Sukut Construction v. Rimrock CA LLC (Cal. Ct. App. - Sept. 30, 2011)
Thoughts on recent Ninth Circuit and California appellate cases from Professor Shaun Martin at the University of San Diego School of Law.
California Appellate Report
October 20, 2011
A strip mine apparently isn't a mine.
This according to an opinion that -- perhaps deliberately -- nowhere uses the term "strip mine." Preferring instead to call the property here a quarry. Because holding that a strip mine isn't a mine would seem even more counterintuitive. (The terms are essentially synonyms, though often suggest what types of rock/minerals are sought from the mine.
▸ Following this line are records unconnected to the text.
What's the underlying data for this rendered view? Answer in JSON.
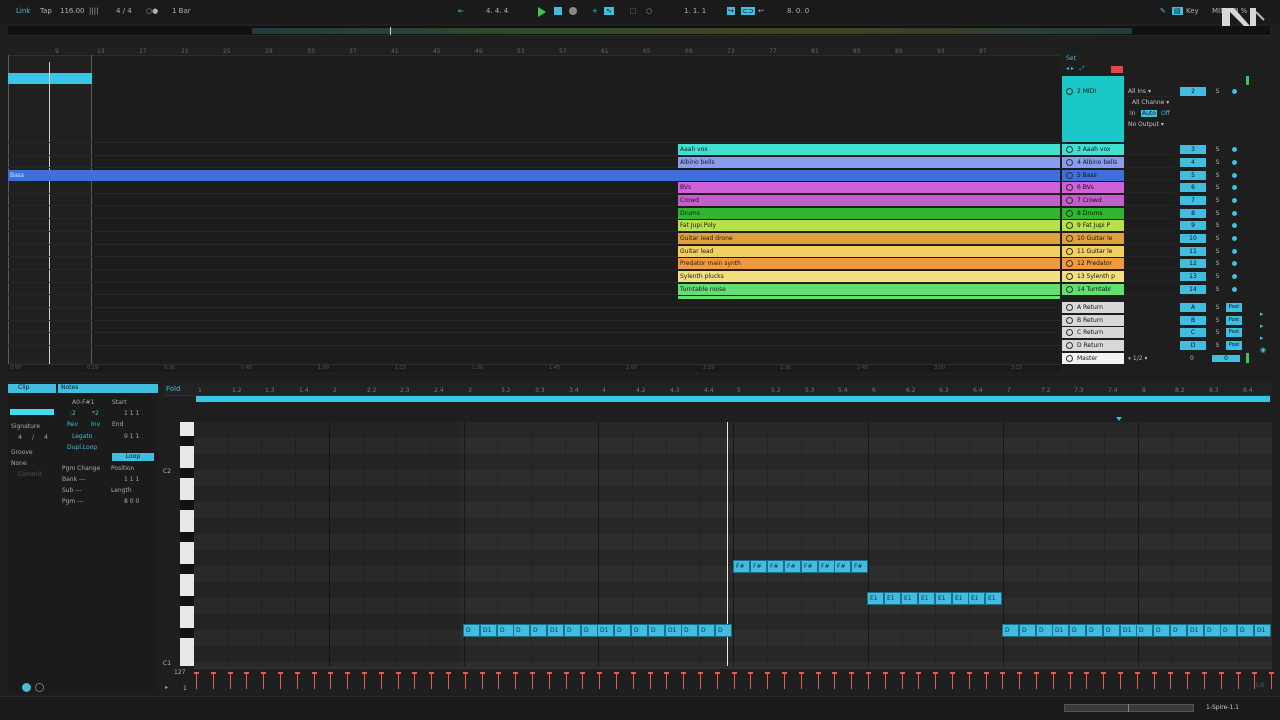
{
  "transport": {
    "link": "Link",
    "tap": "Tap",
    "tempo": "116.00",
    "signature": "4 / 4",
    "quantize": "1 Bar",
    "position": "4. 4. 4",
    "loop_start": "1. 1. 1",
    "loop_length": "8. 0. 0",
    "key": "Key",
    "midi": "MIDI",
    "cpu": "8 %"
  },
  "arrangement": {
    "ruler_marks": [
      "9",
      "13",
      "17",
      "21",
      "25",
      "29",
      "33",
      "37",
      "41",
      "45",
      "49",
      "53",
      "57",
      "61",
      "65",
      "69",
      "73",
      "77",
      "81",
      "85",
      "89",
      "93",
      "97"
    ],
    "time_marks": [
      "0:00",
      "0:15",
      "0:30",
      "0:45",
      "1:00",
      "1:15",
      "1:30",
      "1:45",
      "2:00",
      "2:15",
      "2:30",
      "2:45",
      "3:00",
      "3:15"
    ],
    "set_label": "Set",
    "clips": [
      {
        "label": "Aaah vox",
        "color": "#3fe0d0"
      },
      {
        "label": "Albino bells",
        "color": "#8a9cf0"
      },
      {
        "label": "Bass",
        "color": "#3f6fd8"
      },
      {
        "label": "BVs",
        "color": "#d060d8"
      },
      {
        "label": "Crowd",
        "color": "#c060c8"
      },
      {
        "label": "Drums",
        "color": "#2fb52f"
      },
      {
        "label": "Fat Jupi Poly",
        "color": "#b8e048"
      },
      {
        "label": "Guitar lead drone",
        "color": "#e0a040"
      },
      {
        "label": "Guitar lead",
        "color": "#f0d060"
      },
      {
        "label": "Predator main synth",
        "color": "#f09a40"
      },
      {
        "label": "Sylenth plucks",
        "color": "#f0e080"
      },
      {
        "label": "Turntable noise",
        "color": "#60e070"
      }
    ]
  },
  "tracks": [
    {
      "name": "2 MIDI",
      "num": "2",
      "color": "#1ac8c8"
    },
    {
      "name": "3 Aaah vox",
      "num": "3",
      "color": "#3fe0d0"
    },
    {
      "name": "4 Albino bells",
      "num": "4",
      "color": "#8a9cf0"
    },
    {
      "name": "5 Bass",
      "num": "5",
      "color": "#3f6fd8"
    },
    {
      "name": "6 BVs",
      "num": "6",
      "color": "#d060d8"
    },
    {
      "name": "7 Crowd",
      "num": "7",
      "color": "#c060c8"
    },
    {
      "name": "8 Drums",
      "num": "8",
      "color": "#2fb52f"
    },
    {
      "name": "9 Fat Jupi P",
      "num": "9",
      "color": "#b8e048"
    },
    {
      "name": "10 Guitar le",
      "num": "10",
      "color": "#e0a040"
    },
    {
      "name": "11 Guitar le",
      "num": "11",
      "color": "#f0d060"
    },
    {
      "name": "12 Predator",
      "num": "12",
      "color": "#f09a40"
    },
    {
      "name": "13 Sylenth p",
      "num": "13",
      "color": "#f0e080"
    },
    {
      "name": "14 Turntabl",
      "num": "14",
      "color": "#60e070"
    }
  ],
  "returns": [
    {
      "name": "A Return",
      "num": "A"
    },
    {
      "name": "B Return",
      "num": "B"
    },
    {
      "name": "C Return",
      "num": "C"
    },
    {
      "name": "D Return",
      "num": "D"
    }
  ],
  "master": {
    "name": "Master",
    "num": "0",
    "value": "0",
    "split": "1/2"
  },
  "io": {
    "input": "All Ins",
    "channel": "All Channe",
    "monitor_in": "In",
    "monitor_auto": "Auto",
    "monitor_off": "Off",
    "output": "No Output"
  },
  "solo_label": "S",
  "post_label": "Post",
  "clip_panel": {
    "clip_tab": "Clip",
    "notes_tab": "Notes",
    "signature_label": "Signature",
    "sig_num": "4",
    "sig_den": "4",
    "groove_label": "Groove",
    "groove_value": "None",
    "commit": "Commit",
    "range": "A0-F#1",
    "half": ":2",
    "double": "*2",
    "rev": "Rev",
    "inv": "Inv",
    "legato": "Legato",
    "dupl_loop": "Dupl.Loop",
    "start_label": "Start",
    "start_value": "1   1   1",
    "end_label": "End",
    "end_value": "9   1   1",
    "loop": "Loop",
    "pgm_change": "Pgm Change",
    "bank": "Bank ---",
    "sub": "Sub ---",
    "pgm": "Pgm ---",
    "position_label": "Position",
    "position_value": "1   1   1",
    "length_label": "Length",
    "length_value": "8   0   0",
    "set": "Set"
  },
  "piano_roll": {
    "fold": "Fold",
    "c2": "C2",
    "c1": "C1",
    "vel_max": "127",
    "vel_min": "1",
    "ruler": [
      "1",
      "1.2",
      "1.3",
      "1.4",
      "2",
      "2.2",
      "2.3",
      "2.4",
      "3",
      "3.2",
      "3.3",
      "3.4",
      "4",
      "4.2",
      "4.3",
      "4.4",
      "5",
      "5.2",
      "5.3",
      "5.4",
      "6",
      "6.2",
      "6.3",
      "6.4",
      "7",
      "7.2",
      "7.3",
      "7.4",
      "8",
      "8.2",
      "8.3",
      "8.4"
    ],
    "f_notes": [
      "F#",
      "F#",
      "F#",
      "F#",
      "F#",
      "F#",
      "F#",
      "F#"
    ],
    "e_notes": [
      "E1",
      "E1",
      "E1",
      "E1",
      "E1",
      "E1",
      "E1",
      "E1"
    ],
    "d_notes_a": [
      "D",
      "D1",
      "D",
      "D",
      "D",
      "D1",
      "D",
      "D",
      "D1",
      "D",
      "D",
      "D",
      "D1",
      "D",
      "D",
      "D"
    ],
    "d_notes_b": [
      "D",
      "D",
      "D",
      "D1",
      "D",
      "D",
      "D",
      "D1",
      "D",
      "D",
      "D",
      "D1",
      "D",
      "D",
      "D",
      "D1"
    ],
    "page": "1/8"
  },
  "status": {
    "device": "1-Spire-1.1"
  }
}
Quarries often yield building rocks/gravel and dimension stones, whereas strip mines often yield coal, copper, etc.)
Notwithstanding how we use these terms, I might think that the Court of Appeal's decision made sense if the quarry/strip mine at issue here was just dredging out sand or landfill or the like. But when you're deliberately taking out certain types of rocks -- i.e., granite, pebbles, etc. -- it seems to me that it's a mine. Even without an opinion of the Attorney General that, as here, suggests that a quarry is indeed a mine. Something that's entitled to deference.
It's admittedly an issue that involves contextual statutory interpretation. But if it looks like a mine, gets rocks like a mine, sounds like a mine, and uses explosives like a mine, then it's probably a mine.